“Gloria.” I spun around, wondering what had woken him. But as I looked back I saw he was still asleep, still smiling in his dream world. His dream world that involved me. My heart gave an involuntary squeeze as I spun on heal and rushed away from the room.
I headed away from Christian and as I did I began to hear voices. I could tell it was Tre and Mike and wanted to be around people. I found them sitting at a kitchen counter on bar stools. Between them were packs of cigarettes and a bottle of whiskey. Mike, who’s back was towards me, lifted the bottle and poured a shot for each of them.
“Better make that three, Mike.” Tre said, looking directly at me. “Gloria’s up.” I smiled, grabbing another bar stool and sitting on the other side of the counter from them. I lit a cigarette, taking along drag from it before picking up the shot.
“Where are we?” I asked before slamming the Jack Daniels.
“Lost.” Mike answered.
“So you don’t know where we are?”
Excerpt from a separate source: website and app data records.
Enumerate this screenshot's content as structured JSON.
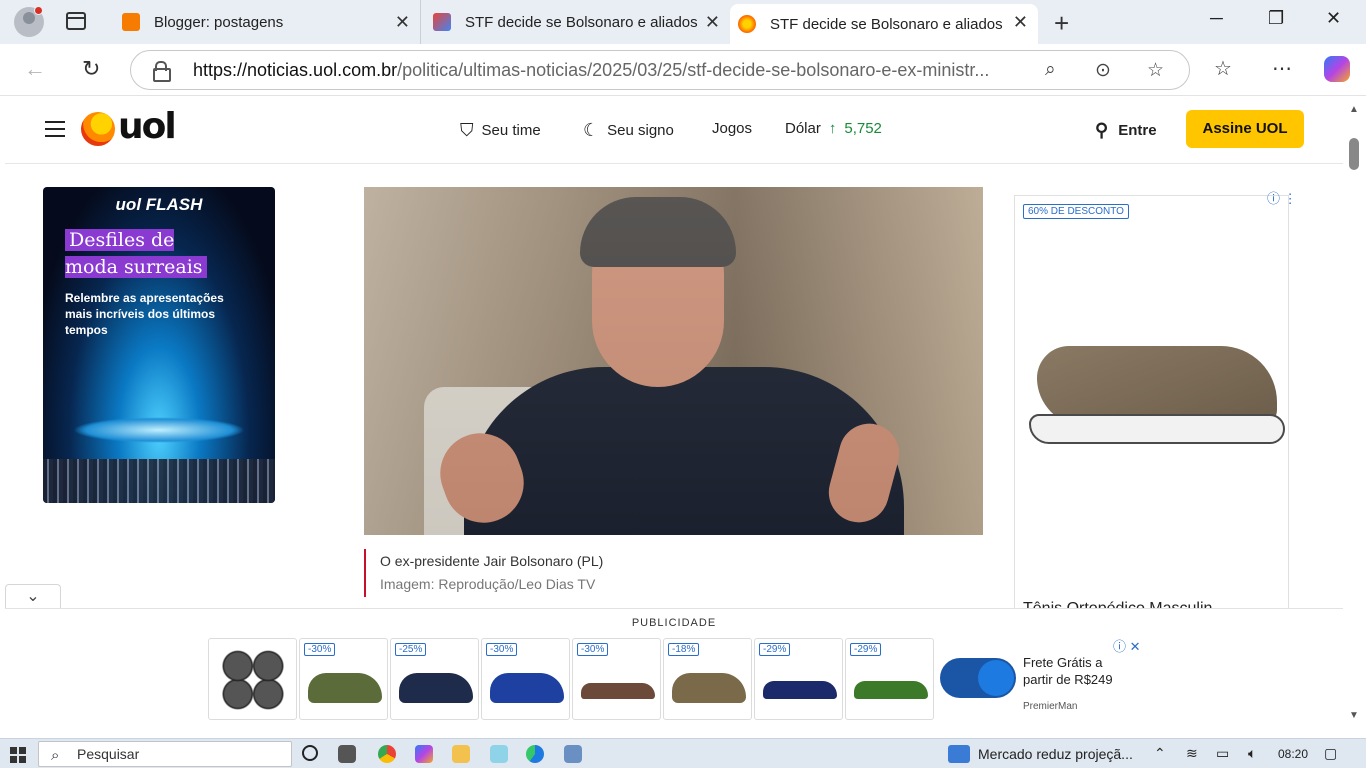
{
  "browser": {
    "tabs": [
      {
        "title": "Blogger: postagens",
        "favicon_color": "#f57c00"
      },
      {
        "title": "STF decide se Bolsonaro e aliados",
        "favicon_color": "#ea4335"
      },
      {
        "title": "STF decide se Bolsonaro e aliados",
        "favicon_color": "#f5a623",
        "active": true
      }
    ],
    "url_domain": "https://noticias.uol.com.br",
    "url_path": "/politica/ultimas-noticias/2025/03/25/stf-decide-se-bolsonaro-e-ex-ministr..."
  },
  "header": {
    "logo": "uol",
    "nav": [
      {
        "label": "Seu time",
        "icon": "shield-icon"
      },
      {
        "label": "Seu signo",
        "icon": "moon-icon"
      },
      {
        "label": "Jogos"
      },
      {
        "label": "Dólar"
      }
    ],
    "dolar_value": "5,752",
    "dolar_trend": "↑",
    "login_label": "Entre",
    "subscribe_label": "Assine UOL"
  },
  "left_ad": {
    "brand": "uol FLASH",
    "headline": "Desfiles de moda surreais",
    "subtext": "Relembre as apresentações mais incríveis dos últimos tempos"
  },
  "article": {
    "caption": "O ex-presidente Jair Bolsonaro (PL)",
    "credit": "Imagem: Reprodução/Leo Dias TV"
  },
  "right_ad": {
    "badge": "60% DE DESCONTO",
    "title": "Tênis Ortopédico Masculin"
  },
  "bottom_ad": {
    "label": "PUBLICIDADE",
    "products": [
      {
        "discount": "",
        "color": "#333"
      },
      {
        "discount": "-30%",
        "color": "#5b6b3a"
      },
      {
        "discount": "-25%",
        "color": "#1f2b4a"
      },
      {
        "discount": "-30%",
        "color": "#1e40a0"
      },
      {
        "discount": "-30%",
        "color": "#6b4a3a"
      },
      {
        "discount": "-18%",
        "color": "#7a6a4a"
      },
      {
        "discount": "-29%",
        "color": "#1a2a6a"
      },
      {
        "discount": "-29%",
        "color": "#3c7a2a"
      }
    ],
    "offer": "Frete Grátis a partir de R$249",
    "brand": "PremierMan"
  },
  "taskbar": {
    "search_placeholder": "Pesquisar",
    "news": "Mercado reduz projeçã...",
    "time": "08:20"
  }
}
“Like refugees, we have nowhere to go, and that makes us lost. But for the present, we are in Billie Joe’s old house.” Tre answered. I looked around as they poured another shot for each of us. They toasted to self control and we slammed another. I knew it wouldn’t be long until the bottle was empty, but I also knew we wouldn’t be stopping until it was.